LISTED ENTRIES:
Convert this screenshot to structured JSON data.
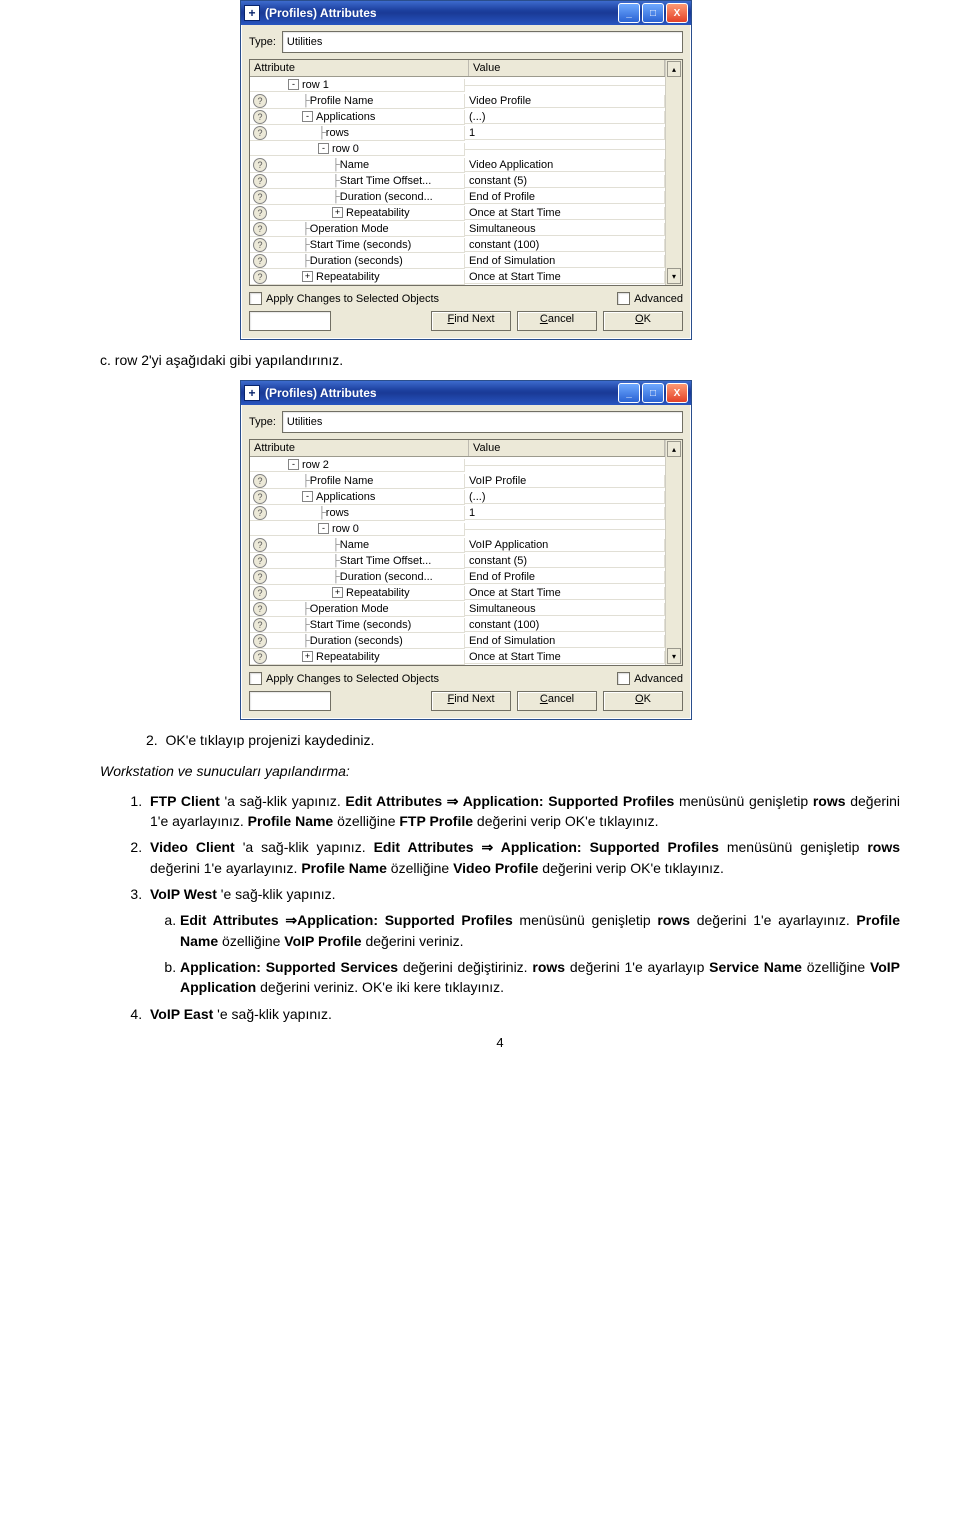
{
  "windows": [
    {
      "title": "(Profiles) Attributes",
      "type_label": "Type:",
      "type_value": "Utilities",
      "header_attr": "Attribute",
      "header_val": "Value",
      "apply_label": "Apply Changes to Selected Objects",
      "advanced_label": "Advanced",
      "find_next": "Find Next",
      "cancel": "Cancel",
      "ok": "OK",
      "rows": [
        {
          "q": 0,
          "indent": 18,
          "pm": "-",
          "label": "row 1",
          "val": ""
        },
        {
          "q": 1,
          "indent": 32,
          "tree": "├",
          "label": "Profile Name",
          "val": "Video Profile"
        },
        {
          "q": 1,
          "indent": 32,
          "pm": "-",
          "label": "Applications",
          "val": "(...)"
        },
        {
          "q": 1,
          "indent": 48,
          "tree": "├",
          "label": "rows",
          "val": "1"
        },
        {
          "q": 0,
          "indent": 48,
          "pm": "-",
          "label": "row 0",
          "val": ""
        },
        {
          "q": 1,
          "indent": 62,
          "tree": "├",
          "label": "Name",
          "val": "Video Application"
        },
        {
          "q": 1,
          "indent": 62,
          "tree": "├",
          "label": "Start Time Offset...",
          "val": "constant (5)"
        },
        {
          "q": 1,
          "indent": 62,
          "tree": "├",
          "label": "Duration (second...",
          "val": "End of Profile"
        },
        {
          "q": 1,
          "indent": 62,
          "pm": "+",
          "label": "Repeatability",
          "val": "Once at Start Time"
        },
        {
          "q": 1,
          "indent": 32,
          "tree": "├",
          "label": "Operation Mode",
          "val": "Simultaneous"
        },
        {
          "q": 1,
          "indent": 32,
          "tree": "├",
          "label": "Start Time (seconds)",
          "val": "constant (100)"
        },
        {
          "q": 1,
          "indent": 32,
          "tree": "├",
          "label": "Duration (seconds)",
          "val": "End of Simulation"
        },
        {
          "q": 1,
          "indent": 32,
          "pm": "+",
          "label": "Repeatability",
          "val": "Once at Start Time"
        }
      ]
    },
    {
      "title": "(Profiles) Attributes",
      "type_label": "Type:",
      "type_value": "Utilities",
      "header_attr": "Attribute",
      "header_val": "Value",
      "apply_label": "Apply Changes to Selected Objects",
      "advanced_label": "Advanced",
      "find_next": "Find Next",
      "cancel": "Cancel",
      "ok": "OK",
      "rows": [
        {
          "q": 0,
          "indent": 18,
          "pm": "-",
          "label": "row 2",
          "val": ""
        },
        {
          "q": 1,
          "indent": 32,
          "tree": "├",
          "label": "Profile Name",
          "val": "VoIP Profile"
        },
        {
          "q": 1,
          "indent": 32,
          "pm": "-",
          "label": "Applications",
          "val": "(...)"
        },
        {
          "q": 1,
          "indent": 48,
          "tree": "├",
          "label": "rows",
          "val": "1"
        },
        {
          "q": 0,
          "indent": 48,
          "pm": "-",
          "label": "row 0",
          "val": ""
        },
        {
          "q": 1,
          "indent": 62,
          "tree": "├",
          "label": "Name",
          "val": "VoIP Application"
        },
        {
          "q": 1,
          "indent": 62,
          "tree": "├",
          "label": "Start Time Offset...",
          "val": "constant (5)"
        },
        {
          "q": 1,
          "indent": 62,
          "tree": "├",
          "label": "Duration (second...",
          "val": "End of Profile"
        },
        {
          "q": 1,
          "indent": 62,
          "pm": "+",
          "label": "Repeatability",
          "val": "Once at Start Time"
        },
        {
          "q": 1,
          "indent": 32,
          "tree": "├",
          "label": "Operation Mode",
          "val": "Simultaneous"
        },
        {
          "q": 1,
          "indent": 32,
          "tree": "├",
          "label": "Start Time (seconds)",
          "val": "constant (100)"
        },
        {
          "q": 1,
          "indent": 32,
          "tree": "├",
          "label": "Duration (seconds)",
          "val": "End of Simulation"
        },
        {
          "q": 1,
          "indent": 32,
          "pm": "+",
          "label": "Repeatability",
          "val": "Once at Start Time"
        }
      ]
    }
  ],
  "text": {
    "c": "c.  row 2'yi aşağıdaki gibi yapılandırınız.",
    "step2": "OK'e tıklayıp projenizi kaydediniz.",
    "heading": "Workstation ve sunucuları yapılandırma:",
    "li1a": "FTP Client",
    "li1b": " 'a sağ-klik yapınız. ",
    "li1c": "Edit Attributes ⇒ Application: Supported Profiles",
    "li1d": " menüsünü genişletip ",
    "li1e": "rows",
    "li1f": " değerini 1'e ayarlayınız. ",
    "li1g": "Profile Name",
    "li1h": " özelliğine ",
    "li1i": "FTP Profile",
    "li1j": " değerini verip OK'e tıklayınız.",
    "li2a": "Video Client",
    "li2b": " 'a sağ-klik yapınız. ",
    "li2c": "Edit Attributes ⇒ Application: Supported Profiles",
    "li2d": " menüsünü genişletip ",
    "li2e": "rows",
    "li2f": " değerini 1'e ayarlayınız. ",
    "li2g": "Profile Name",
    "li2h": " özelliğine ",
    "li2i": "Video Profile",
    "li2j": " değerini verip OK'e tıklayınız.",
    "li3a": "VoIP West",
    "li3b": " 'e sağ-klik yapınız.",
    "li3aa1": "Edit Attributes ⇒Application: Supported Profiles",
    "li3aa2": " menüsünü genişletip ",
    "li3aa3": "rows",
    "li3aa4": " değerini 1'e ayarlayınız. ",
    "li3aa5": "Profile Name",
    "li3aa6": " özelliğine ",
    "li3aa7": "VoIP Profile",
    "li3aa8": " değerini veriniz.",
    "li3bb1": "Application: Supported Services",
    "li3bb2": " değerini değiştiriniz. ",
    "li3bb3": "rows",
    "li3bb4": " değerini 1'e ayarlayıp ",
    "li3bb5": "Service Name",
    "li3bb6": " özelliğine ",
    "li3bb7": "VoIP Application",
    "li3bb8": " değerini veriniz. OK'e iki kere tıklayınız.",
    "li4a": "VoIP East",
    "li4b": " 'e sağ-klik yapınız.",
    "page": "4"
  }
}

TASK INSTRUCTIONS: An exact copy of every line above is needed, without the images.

OUTPUT FOR THIS EXERCISE:
Convert this screenshot to structured JSON data.
{
  "windows": [
    {
      "title": "(Profiles) Attributes",
      "type_label": "Type:",
      "type_value": "Utilities",
      "header_attr": "Attribute",
      "header_val": "Value",
      "apply_label": "Apply Changes to Selected Objects",
      "advanced_label": "Advanced",
      "find_next": "Find Next",
      "cancel": "Cancel",
      "ok": "OK",
      "rows": [
        {
          "q": 0,
          "indent": 18,
          "pm": "-",
          "label": "row 1",
          "val": ""
        },
        {
          "q": 1,
          "indent": 32,
          "tree": "├",
          "label": "Profile Name",
          "val": "Video Profile"
        },
        {
          "q": 1,
          "indent": 32,
          "pm": "-",
          "label": "Applications",
          "val": "(...)"
        },
        {
          "q": 1,
          "indent": 48,
          "tree": "├",
          "label": "rows",
          "val": "1"
        },
        {
          "q": 0,
          "indent": 48,
          "pm": "-",
          "label": "row 0",
          "val": ""
        },
        {
          "q": 1,
          "indent": 62,
          "tree": "├",
          "label": "Name",
          "val": "Video Application"
        },
        {
          "q": 1,
          "indent": 62,
          "tree": "├",
          "label": "Start Time Offset...",
          "val": "constant (5)"
        },
        {
          "q": 1,
          "indent": 62,
          "tree": "├",
          "label": "Duration (second...",
          "val": "End of Profile"
        },
        {
          "q": 1,
          "indent": 62,
          "pm": "+",
          "label": "Repeatability",
          "val": "Once at Start Time"
        },
        {
          "q": 1,
          "indent": 32,
          "tree": "├",
          "label": "Operation Mode",
          "val": "Simultaneous"
        },
        {
          "q": 1,
          "indent": 32,
          "tree": "├",
          "label": "Start Time (seconds)",
          "val": "constant (100)"
        },
        {
          "q": 1,
          "indent": 32,
          "tree": "├",
          "label": "Duration (seconds)",
          "val": "End of Simulation"
        },
        {
          "q": 1,
          "indent": 32,
          "pm": "+",
          "label": "Repeatability",
          "val": "Once at Start Time"
        }
      ]
    },
    {
      "title": "(Profiles) Attributes",
      "type_label": "Type:",
      "type_value": "Utilities",
      "header_attr": "Attribute",
      "header_val": "Value",
      "apply_label": "Apply Changes to Selected Objects",
      "advanced_label": "Advanced",
      "find_next": "Find Next",
      "cancel": "Cancel",
      "ok": "OK",
      "rows": [
        {
          "q": 0,
          "indent": 18,
          "pm": "-",
          "label": "row 2",
          "val": ""
        },
        {
          "q": 1,
          "indent": 32,
          "tree": "├",
          "label": "Profile Name",
          "val": "VoIP Profile"
        },
        {
          "q": 1,
          "indent": 32,
          "pm": "-",
          "label": "Applications",
          "val": "(...)"
        },
        {
          "q": 1,
          "indent": 48,
          "tree": "├",
          "label": "rows",
          "val": "1"
        },
        {
          "q": 0,
          "indent": 48,
          "pm": "-",
          "label": "row 0",
          "val": ""
        },
        {
          "q": 1,
          "indent": 62,
          "tree": "├",
          "label": "Name",
          "val": "VoIP Application"
        },
        {
          "q": 1,
          "indent": 62,
          "tree": "├",
          "label": "Start Time Offset...",
          "val": "constant (5)"
        },
        {
          "q": 1,
          "indent": 62,
          "tree": "├",
          "label": "Duration (second...",
          "val": "End of Profile"
        },
        {
          "q": 1,
          "indent": 62,
          "pm": "+",
          "label": "Repeatability",
          "val": "Once at Start Time"
        },
        {
          "q": 1,
          "indent": 32,
          "tree": "├",
          "label": "Operation Mode",
          "val": "Simultaneous"
        },
        {
          "q": 1,
          "indent": 32,
          "tree": "├",
          "label": "Start Time (seconds)",
          "val": "constant (100)"
        },
        {
          "q": 1,
          "indent": 32,
          "tree": "├",
          "label": "Duration (seconds)",
          "val": "End of Simulation"
        },
        {
          "q": 1,
          "indent": 32,
          "pm": "+",
          "label": "Repeatability",
          "val": "Once at Start Time"
        }
      ]
    }
  ],
  "text": {
    "c": "c.  row 2'yi aşağıdaki gibi yapılandırınız.",
    "step2": "OK'e tıklayıp projenizi kaydediniz.",
    "heading": "Workstation ve sunucuları yapılandırma:",
    "li1a": "FTP Client",
    "li1b": " 'a sağ-klik yapınız. ",
    "li1c": "Edit Attributes ⇒ Application: Supported Profiles",
    "li1d": " menüsünü genişletip ",
    "li1e": "rows",
    "li1f": " değerini 1'e ayarlayınız. ",
    "li1g": "Profile Name",
    "li1h": " özelliğine ",
    "li1i": "FTP Profile",
    "li1j": " değerini verip OK'e tıklayınız.",
    "li2a": "Video Client",
    "li2b": " 'a sağ-klik yapınız. ",
    "li2c": "Edit Attributes ⇒ Application: Supported Profiles",
    "li2d": " menüsünü genişletip ",
    "li2e": "rows",
    "li2f": " değerini 1'e ayarlayınız. ",
    "li2g": "Profile Name",
    "li2h": " özelliğine ",
    "li2i": "Video Profile",
    "li2j": " değerini verip OK'e tıklayınız.",
    "li3a": "VoIP West",
    "li3b": " 'e sağ-klik yapınız.",
    "li3aa1": "Edit Attributes ⇒Application: Supported Profiles",
    "li3aa2": " menüsünü genişletip ",
    "li3aa3": "rows",
    "li3aa4": " değerini 1'e ayarlayınız. ",
    "li3aa5": "Profile Name",
    "li3aa6": " özelliğine ",
    "li3aa7": "VoIP Profile",
    "li3aa8": " değerini veriniz.",
    "li3bb1": "Application: Supported Services",
    "li3bb2": " değerini değiştiriniz. ",
    "li3bb3": "rows",
    "li3bb4": " değerini 1'e ayarlayıp ",
    "li3bb5": "Service Name",
    "li3bb6": " özelliğine ",
    "li3bb7": "VoIP Application",
    "li3bb8": " değerini veriniz. OK'e iki kere tıklayınız.",
    "li4a": "VoIP East",
    "li4b": " 'e sağ-klik yapınız.",
    "page": "4"
  }
}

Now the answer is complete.